are patching something in a subdirectory, be sure to tell the patch user
to specify a -p switch as needed. Third, you can create a file by
sending out a diff that compares a null file to the file you want to
create. This will only work if the file you want to create doesn't exist
already in the target directory. Fourth, take care not to send out
reversed patches, since it makes people wonder whether they already
applied the patch. Fifth, while you may be able to get away with putting
582 diff listings into one file, it is probably wiser to group related
patches into separate files in case something goes haywire.
Too many to list here, but generally indicative that patch couldn't parse
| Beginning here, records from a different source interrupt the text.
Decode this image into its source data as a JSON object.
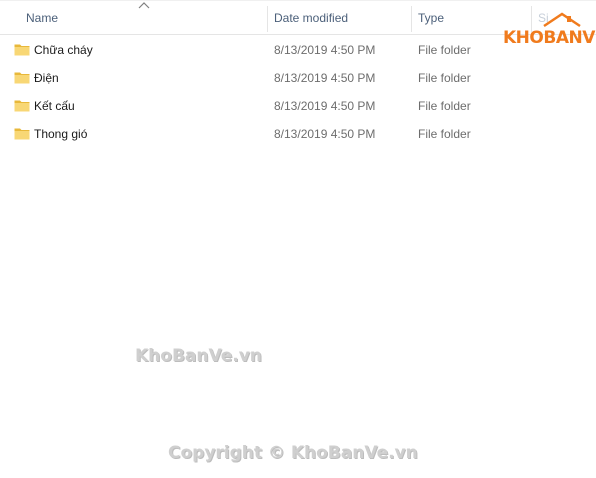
{
  "columns": {
    "name": "Name",
    "date_modified": "Date modified",
    "type": "Type",
    "size": "Si"
  },
  "files": [
    {
      "name": "Chữa cháy",
      "date": "8/13/2019 4:50 PM",
      "type": "File folder",
      "icon": "folder-icon"
    },
    {
      "name": "Điện",
      "date": "8/13/2019 4:50 PM",
      "type": "File folder",
      "icon": "folder-icon"
    },
    {
      "name": "Kết cấu",
      "date": "8/13/2019 4:50 PM",
      "type": "File folder",
      "icon": "folder-icon"
    },
    {
      "name": "Thong gió",
      "date": "8/13/2019 4:50 PM",
      "type": "File folder",
      "icon": "folder-icon"
    }
  ],
  "logo": {
    "part1": "KHO",
    "part2": "BANVE",
    "color": "#f07b1d"
  },
  "watermarks": {
    "middle": "KhoBanVe.vn",
    "bottom": "Copyright © KhoBanVe.vn"
  },
  "colors": {
    "folder": "#f8d775",
    "folder_dark": "#e8b83a",
    "header_text": "#4c607a"
  }
}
your patch file.
The message ``Hmm...'' indicates that there is unprocessed text in the
patch file and that patch is attempting to intuit whether there is a
patch in that text and, if so, what kind of patch it is.
Patch will exit with a non-zero status if any reject files were created.
When applying a set of patches in a loop it behooves you to check this
exit status so you don't apply a later patch to a partially patched file.
Patch cannot tell if the line numbers are off in an ed script, and can
only detect bad line numbers in a normal diff when it finds a ``change''
or a ``delete'' command. A context diff using fuzz factor 3 may have the
same problem. Until a suitable interactive interface is added, you
should probably do a context diff in these cases to see if the changes
made sense. Of course, compiling without errors is a pretty good
indication that the patch worked, but not always.
Patch usually produces the correct results, even when it has to do a lot
of guessing. However, the results are guaranteed to be correct only when
the patch is applied to exactly the same version of the file that the
patch was generated from.
Could be smarter about partial matches, excessively deviant offsets and
swapped code, but that would take an extra pass.
If code has been duplicated (for instance with #ifdef OLDCODE ... #else
... #endif), patch is incapable of patching both versions, and, if it
works at all, will likely patch the wrong one, and tell you that it
succeeded to boot.
If you apply a patch you've already applied, patch will think it is a
reversed patch, and offer to un-apply the patch. This could be construed
as a feature.